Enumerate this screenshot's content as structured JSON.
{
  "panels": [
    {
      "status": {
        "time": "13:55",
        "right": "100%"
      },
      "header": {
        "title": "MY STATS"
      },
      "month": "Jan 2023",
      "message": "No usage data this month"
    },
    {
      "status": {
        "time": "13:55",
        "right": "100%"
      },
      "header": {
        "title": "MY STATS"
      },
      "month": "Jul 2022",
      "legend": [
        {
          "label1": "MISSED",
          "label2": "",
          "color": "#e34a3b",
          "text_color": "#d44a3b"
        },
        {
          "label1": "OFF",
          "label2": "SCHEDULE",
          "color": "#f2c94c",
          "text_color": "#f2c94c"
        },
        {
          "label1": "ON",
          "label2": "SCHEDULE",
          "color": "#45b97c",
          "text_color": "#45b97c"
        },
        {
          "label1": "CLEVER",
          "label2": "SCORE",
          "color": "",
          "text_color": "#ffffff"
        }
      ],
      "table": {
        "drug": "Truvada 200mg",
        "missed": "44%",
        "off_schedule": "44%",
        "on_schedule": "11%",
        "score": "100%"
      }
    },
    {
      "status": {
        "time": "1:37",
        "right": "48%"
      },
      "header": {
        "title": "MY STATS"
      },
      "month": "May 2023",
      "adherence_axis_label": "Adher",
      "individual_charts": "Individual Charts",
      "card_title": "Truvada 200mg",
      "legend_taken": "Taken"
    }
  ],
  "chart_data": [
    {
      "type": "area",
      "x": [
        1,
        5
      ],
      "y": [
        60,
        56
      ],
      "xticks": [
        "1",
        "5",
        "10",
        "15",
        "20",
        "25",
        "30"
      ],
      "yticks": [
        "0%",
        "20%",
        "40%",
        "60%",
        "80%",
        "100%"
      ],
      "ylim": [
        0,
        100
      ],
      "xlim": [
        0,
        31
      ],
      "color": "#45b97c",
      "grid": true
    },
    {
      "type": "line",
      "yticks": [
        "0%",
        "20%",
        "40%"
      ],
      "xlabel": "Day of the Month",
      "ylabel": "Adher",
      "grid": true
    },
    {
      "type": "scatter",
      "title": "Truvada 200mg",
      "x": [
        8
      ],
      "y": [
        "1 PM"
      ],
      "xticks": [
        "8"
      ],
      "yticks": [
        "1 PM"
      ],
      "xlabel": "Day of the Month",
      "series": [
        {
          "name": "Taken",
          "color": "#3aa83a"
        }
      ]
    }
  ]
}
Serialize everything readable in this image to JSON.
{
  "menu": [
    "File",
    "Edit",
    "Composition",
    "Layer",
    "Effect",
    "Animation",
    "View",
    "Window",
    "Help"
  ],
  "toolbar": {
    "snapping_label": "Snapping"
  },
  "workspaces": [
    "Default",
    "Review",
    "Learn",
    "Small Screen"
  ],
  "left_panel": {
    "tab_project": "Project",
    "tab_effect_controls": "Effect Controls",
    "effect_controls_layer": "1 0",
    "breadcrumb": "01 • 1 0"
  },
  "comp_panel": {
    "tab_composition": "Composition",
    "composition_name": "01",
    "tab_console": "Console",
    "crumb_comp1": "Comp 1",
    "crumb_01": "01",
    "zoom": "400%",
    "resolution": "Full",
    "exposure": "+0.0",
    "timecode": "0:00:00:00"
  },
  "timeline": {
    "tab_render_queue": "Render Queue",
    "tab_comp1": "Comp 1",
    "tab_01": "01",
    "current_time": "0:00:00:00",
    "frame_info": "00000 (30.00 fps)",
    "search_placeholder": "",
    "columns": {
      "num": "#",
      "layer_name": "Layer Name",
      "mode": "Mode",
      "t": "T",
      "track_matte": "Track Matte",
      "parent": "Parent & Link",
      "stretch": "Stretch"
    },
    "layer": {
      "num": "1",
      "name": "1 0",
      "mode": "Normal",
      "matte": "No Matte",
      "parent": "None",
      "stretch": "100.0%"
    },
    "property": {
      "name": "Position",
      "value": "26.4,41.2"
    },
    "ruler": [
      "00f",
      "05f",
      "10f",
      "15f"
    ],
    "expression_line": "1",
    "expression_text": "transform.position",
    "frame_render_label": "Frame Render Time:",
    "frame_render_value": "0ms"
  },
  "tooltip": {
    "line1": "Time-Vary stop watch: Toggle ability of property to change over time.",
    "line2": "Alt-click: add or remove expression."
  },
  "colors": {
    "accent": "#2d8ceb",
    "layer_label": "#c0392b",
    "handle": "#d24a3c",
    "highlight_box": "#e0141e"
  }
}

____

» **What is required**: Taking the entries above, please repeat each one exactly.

» **Your response**:
Enumerate this screenshot's content as structured JSON.
{
  "panels": [
    {
      "status": {
        "time": "13:55",
        "right": "100%"
      },
      "header": {
        "title": "MY STATS"
      },
      "month": "Jan 2023",
      "message": "No usage data this month"
    },
    {
      "status": {
        "time": "13:55",
        "right": "100%"
      },
      "header": {
        "title": "MY STATS"
      },
      "month": "Jul 2022",
      "legend": [
        {
          "label1": "MISSED",
          "label2": "",
          "color": "#e34a3b",
          "text_color": "#d44a3b"
        },
        {
          "label1": "OFF",
          "label2": "SCHEDULE",
          "color": "#f2c94c",
          "text_color": "#f2c94c"
        },
        {
          "label1": "ON",
          "label2": "SCHEDULE",
          "color": "#45b97c",
          "text_color": "#45b97c"
        },
        {
          "label1": "CLEVER",
          "label2": "SCORE",
          "color": "",
          "text_color": "#ffffff"
        }
      ],
      "table": {
        "drug": "Truvada 200mg",
        "missed": "44%",
        "off_schedule": "44%",
        "on_schedule": "11%",
        "score": "100%"
      }
    },
    {
      "status": {
        "time": "1:37",
        "right": "48%"
      },
      "header": {
        "title": "MY STATS"
      },
      "month": "May 2023",
      "adherence_axis_label": "Adher",
      "individual_charts": "Individual Charts",
      "card_title": "Truvada 200mg",
      "legend_taken": "Taken"
    }
  ],
  "chart_data": [
    {
      "type": "area",
      "x": [
        1,
        5
      ],
      "y": [
        60,
        56
      ],
      "xticks": [
        "1",
        "5",
        "10",
        "15",
        "20",
        "25",
        "30"
      ],
      "yticks": [
        "0%",
        "20%",
        "40%",
        "60%",
        "80%",
        "100%"
      ],
      "ylim": [
        0,
        100
      ],
      "xlim": [
        0,
        31
      ],
      "color": "#45b97c",
      "grid": true
    },
    {
      "type": "line",
      "yticks": [
        "0%",
        "20%",
        "40%"
      ],
      "xlabel": "Day of the Month",
      "ylabel": "Adher",
      "grid": true
    },
    {
      "type": "scatter",
      "title": "Truvada 200mg",
      "x": [
        8
      ],
      "y": [
        "1 PM"
      ],
      "xticks": [
        "8"
      ],
      "yticks": [
        "1 PM"
      ],
      "xlabel": "Day of the Month",
      "series": [
        {
          "name": "Taken",
          "color": "#3aa83a"
        }
      ]
    }
  ]
}
Serialize everything readable in this image to JSON.
{
  "menu": [
    "File",
    "Edit",
    "Composition",
    "Layer",
    "Effect",
    "Animation",
    "View",
    "Window",
    "Help"
  ],
  "toolbar": {
    "snapping_label": "Snapping"
  },
  "workspaces": [
    "Default",
    "Review",
    "Learn",
    "Small Screen"
  ],
  "left_panel": {
    "tab_project": "Project",
    "tab_effect_controls": "Effect Controls",
    "effect_controls_layer": "1 0",
    "breadcrumb": "01 • 1 0"
  },
  "comp_panel": {
    "tab_composition": "Composition",
    "composition_name": "01",
    "tab_console": "Console",
    "crumb_comp1": "Comp 1",
    "crumb_01": "01",
    "zoom": "400%",
    "resolution": "Full",
    "exposure": "+0.0",
    "timecode": "0:00:00:00"
  },
  "timeline": {
    "tab_render_queue": "Render Queue",
    "tab_comp1": "Comp 1",
    "tab_01": "01",
    "current_time": "0:00:00:00",
    "frame_info": "00000 (30.00 fps)",
    "search_placeholder": "",
    "columns": {
      "num": "#",
      "layer_name": "Layer Name",
      "mode": "Mode",
      "t": "T",
      "track_matte": "Track Matte",
      "parent": "Parent & Link",
      "stretch": "Stretch"
    },
    "layer": {
      "num": "1",
      "name": "1 0",
      "mode": "Normal",
      "matte": "No Matte",
      "parent": "None",
      "stretch": "100.0%"
    },
    "property": {
      "name": "Position",
      "value": "26.4,41.2"
    },
    "ruler": [
      "00f",
      "05f",
      "10f",
      "15f"
    ],
    "expression_line": "1",
    "expression_text": "transform.position",
    "frame_render_label": "Frame Render Time:",
    "frame_render_value": "0ms"
  },
  "tooltip": {
    "line1": "Time-Vary stop watch: Toggle ability of property to change over time.",
    "line2": "Alt-click: add or remove expression."
  },
  "colors": {
    "accent": "#2d8ceb",
    "layer_label": "#c0392b",
    "handle": "#d24a3c",
    "highlight_box": "#e0141e"
  }
}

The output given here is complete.